Wednesday, February 7, 2018

Book Review: 'First Strike' by R.J. Patterson


Pacific Northwest author Jack Patterson writes with the verve that accompanies good journalism: he has written articles for some of our major newspapers such as The New York Times and is the recipient of many journalistic awards. That acumen is evident in his book THE WARREN OMISSIONS (five have dealt with sports, Patterson's obsession since childhood), a mystery thriller with the JFK assassination and controversy at its core. Now Patterson opens a new series – a Brady Hawk Novel, Book 1 – and we are introduced to yet another ongoing highly skilled creation of a character whom we want to follow. Brady Hawk is an operative whose skills and derring-do match any of those committed to books to this date – he is the United States’ top assassin.

One of the many positive aspects of Jack Patterson's books is ability to engage the reader from the first paragraph and then sustain that level of interest until the story is complete. Nowhere is that gift more important than in writing mystery thrillers. For a taste of this new series (a very timely one), the opening of the book follows: ‘Present Day Zaranj, Afghanistan - Brady Hawk jammed a magazine clip into his P226 pistol and set it down on the dusty table.
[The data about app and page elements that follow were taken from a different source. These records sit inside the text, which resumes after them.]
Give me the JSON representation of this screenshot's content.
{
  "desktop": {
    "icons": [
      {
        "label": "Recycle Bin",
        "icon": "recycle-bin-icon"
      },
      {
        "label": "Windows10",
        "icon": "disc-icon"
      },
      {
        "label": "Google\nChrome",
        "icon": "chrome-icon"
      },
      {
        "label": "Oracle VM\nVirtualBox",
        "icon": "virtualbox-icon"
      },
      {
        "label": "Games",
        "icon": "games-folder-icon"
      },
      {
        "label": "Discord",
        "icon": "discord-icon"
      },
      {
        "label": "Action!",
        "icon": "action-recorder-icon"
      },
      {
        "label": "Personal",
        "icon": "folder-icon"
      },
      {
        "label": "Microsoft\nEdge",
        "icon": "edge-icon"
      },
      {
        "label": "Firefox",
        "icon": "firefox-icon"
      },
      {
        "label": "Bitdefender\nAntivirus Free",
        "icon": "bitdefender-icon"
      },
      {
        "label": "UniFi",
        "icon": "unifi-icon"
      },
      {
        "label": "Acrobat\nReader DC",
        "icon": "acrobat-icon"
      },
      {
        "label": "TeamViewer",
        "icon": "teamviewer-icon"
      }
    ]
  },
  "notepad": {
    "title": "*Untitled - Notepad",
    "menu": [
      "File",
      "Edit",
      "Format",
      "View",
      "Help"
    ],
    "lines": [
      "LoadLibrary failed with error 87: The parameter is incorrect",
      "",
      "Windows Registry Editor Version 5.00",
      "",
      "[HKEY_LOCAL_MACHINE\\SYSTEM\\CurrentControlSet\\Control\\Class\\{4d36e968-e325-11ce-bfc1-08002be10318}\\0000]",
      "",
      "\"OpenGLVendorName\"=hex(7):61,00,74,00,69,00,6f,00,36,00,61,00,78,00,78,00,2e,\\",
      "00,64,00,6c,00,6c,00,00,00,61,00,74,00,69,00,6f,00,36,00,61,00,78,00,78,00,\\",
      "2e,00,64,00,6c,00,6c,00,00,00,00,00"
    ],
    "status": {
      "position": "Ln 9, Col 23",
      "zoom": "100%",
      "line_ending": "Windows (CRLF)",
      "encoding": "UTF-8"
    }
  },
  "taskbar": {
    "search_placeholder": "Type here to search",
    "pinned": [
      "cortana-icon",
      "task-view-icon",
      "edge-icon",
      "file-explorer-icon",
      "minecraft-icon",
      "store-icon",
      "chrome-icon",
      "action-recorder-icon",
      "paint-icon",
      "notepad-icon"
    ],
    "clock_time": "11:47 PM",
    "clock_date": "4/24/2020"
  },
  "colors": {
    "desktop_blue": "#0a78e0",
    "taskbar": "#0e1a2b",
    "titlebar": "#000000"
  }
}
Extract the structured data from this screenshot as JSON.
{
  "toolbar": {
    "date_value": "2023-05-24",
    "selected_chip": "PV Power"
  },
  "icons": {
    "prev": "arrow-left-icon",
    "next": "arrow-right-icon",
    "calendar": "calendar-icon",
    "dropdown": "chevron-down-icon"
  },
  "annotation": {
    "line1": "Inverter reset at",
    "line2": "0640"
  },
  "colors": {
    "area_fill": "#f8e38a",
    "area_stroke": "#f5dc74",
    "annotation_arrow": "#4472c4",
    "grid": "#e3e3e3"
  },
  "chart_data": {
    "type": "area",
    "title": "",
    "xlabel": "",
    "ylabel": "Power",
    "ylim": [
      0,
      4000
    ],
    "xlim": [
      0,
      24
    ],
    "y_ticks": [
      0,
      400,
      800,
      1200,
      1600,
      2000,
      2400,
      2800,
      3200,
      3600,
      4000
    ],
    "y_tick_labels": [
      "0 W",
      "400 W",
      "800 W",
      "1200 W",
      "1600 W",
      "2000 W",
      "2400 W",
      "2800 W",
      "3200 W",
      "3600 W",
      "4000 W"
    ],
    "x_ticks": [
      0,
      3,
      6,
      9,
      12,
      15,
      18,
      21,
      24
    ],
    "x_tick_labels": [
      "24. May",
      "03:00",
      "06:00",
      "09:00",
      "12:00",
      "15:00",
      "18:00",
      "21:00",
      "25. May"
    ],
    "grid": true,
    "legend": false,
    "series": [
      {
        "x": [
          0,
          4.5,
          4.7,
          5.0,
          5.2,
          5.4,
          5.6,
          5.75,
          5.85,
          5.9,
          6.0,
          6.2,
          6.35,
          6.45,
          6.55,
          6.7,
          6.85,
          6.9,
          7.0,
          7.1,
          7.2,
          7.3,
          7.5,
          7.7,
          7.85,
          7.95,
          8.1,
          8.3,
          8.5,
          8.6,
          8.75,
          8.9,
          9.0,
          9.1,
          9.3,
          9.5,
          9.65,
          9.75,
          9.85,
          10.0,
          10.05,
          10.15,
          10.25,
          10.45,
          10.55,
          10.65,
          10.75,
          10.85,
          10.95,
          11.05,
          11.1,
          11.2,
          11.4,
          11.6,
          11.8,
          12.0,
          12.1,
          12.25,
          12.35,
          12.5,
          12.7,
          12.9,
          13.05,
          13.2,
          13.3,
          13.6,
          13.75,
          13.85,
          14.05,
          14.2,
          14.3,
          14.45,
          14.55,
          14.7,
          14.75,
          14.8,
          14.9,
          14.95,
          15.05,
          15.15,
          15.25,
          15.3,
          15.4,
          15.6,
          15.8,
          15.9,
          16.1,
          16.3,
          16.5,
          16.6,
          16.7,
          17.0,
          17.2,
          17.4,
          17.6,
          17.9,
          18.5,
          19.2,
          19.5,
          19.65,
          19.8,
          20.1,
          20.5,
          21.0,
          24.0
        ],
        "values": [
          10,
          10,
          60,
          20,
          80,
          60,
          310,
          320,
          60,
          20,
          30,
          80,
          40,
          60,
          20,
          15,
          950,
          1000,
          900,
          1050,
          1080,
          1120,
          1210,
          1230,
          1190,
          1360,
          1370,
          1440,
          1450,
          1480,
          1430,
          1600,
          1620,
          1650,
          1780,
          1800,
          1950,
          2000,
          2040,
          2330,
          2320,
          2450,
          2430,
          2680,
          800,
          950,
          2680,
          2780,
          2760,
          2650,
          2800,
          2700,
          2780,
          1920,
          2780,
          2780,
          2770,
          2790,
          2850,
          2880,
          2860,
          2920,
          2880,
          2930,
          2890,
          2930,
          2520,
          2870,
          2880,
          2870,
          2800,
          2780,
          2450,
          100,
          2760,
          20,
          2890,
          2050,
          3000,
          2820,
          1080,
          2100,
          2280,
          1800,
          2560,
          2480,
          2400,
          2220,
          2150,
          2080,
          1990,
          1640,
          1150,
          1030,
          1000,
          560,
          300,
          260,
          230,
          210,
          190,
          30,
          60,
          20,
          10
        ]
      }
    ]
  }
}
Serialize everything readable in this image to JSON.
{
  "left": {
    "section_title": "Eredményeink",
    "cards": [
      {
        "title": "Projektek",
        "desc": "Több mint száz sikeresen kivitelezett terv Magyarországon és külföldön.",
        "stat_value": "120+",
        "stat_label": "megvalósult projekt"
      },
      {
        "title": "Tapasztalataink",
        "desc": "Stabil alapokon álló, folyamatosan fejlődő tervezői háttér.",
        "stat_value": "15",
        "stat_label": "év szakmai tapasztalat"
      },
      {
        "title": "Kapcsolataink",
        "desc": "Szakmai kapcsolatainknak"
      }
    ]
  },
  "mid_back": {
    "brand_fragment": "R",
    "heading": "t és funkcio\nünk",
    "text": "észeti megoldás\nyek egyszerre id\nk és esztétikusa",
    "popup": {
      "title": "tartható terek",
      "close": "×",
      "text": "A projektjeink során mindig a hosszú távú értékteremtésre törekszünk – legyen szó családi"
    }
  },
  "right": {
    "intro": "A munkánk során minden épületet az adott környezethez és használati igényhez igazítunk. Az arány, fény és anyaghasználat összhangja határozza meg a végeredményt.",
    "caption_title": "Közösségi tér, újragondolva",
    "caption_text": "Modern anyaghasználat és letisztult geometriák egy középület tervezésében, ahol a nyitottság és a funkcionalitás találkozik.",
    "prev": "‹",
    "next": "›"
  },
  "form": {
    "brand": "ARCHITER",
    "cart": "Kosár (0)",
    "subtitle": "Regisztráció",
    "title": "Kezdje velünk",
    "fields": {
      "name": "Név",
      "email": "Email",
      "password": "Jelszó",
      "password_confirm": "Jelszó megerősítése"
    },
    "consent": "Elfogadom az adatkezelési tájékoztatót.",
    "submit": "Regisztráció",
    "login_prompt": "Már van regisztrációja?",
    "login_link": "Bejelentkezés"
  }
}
He stared at it for a second, pondering the twisted path that led him to this moment, the one where he geared himself up to go on a killing spree. The last time he’d been in this godforsaken part of the world he was helping people in a substantial way— not masquerading as an English teacher, but getting down in the sand and helping the people who needed it most. This time his help was less tangible but far more important. Hawk concluded the only thing that had really changed was his tactics. Digging wells and teaching people different methods of irrigation were helpful, but it was useless if they were about to be killed by 21st Century marauders who conjured up the spirit of Genghis Kahn. He’d help them again more tangibly in due time. But in the world now, there were more pressing matters— specifically, a terrorist group named Al Hasib. Hawk stepped over the dead body in the middle of his kitchen and strode toward the bathroom. Hawk brushed the dust off the mirror and stared at the man in front of him. Despite his reluctance, his eyes went directly to the scar on the right side of his forehead, a constant reminder of why he was here. His scraggly beard fell well past his neck, a symbol of his feeble attempt to blend into life here. Despite his disdain for the region’s troublemakers, he’d managed to temper his anger, hiding in plain sight— until now.’ And in that short opener Jack has our complete attention held to the last page.

The synopsis: ‘With ruthless terrorist cells multiplying by the day, the head of the snake must be cut off—and Brady Hawk swings a sharp ax. Realizing the ineffectiveness of America’s own counter terrorism unit, Texas senator J.D. Blunt proposes a black ops program that’s so off the books that only a handful of people know about it. Given the reins and funding to construct his own organization, Blunt creates Firestorm and recruits one of the most effective operatives the American government has ever known: Brady Hawk. Working with D.C.-based handler Alex Duncan, Hawk learns the location of the chief bomb maker for the terrorist group Al Hasib and enters into a race against the clock to eliminate him as well as the man behind the cell before they destroy a key U.S. target. But that’s not all Hawk learns. As the son of the world’s most renowned weapons manufacturer, Hawk must also come to terms that maybe his father isn’t who he thinks he is—and neither is Blunt.’

Another thriller from the talented Jack Patterson. Grady Harp, June 16







Editor's note: This review has been published with the permission of Grady Harp. Like what you read? Subscribe to the SFRB's free daily email notice so you can be up-to-date on our latest articles. Scroll up this page to the sign-up field on your right.

No comments:

Post a Comment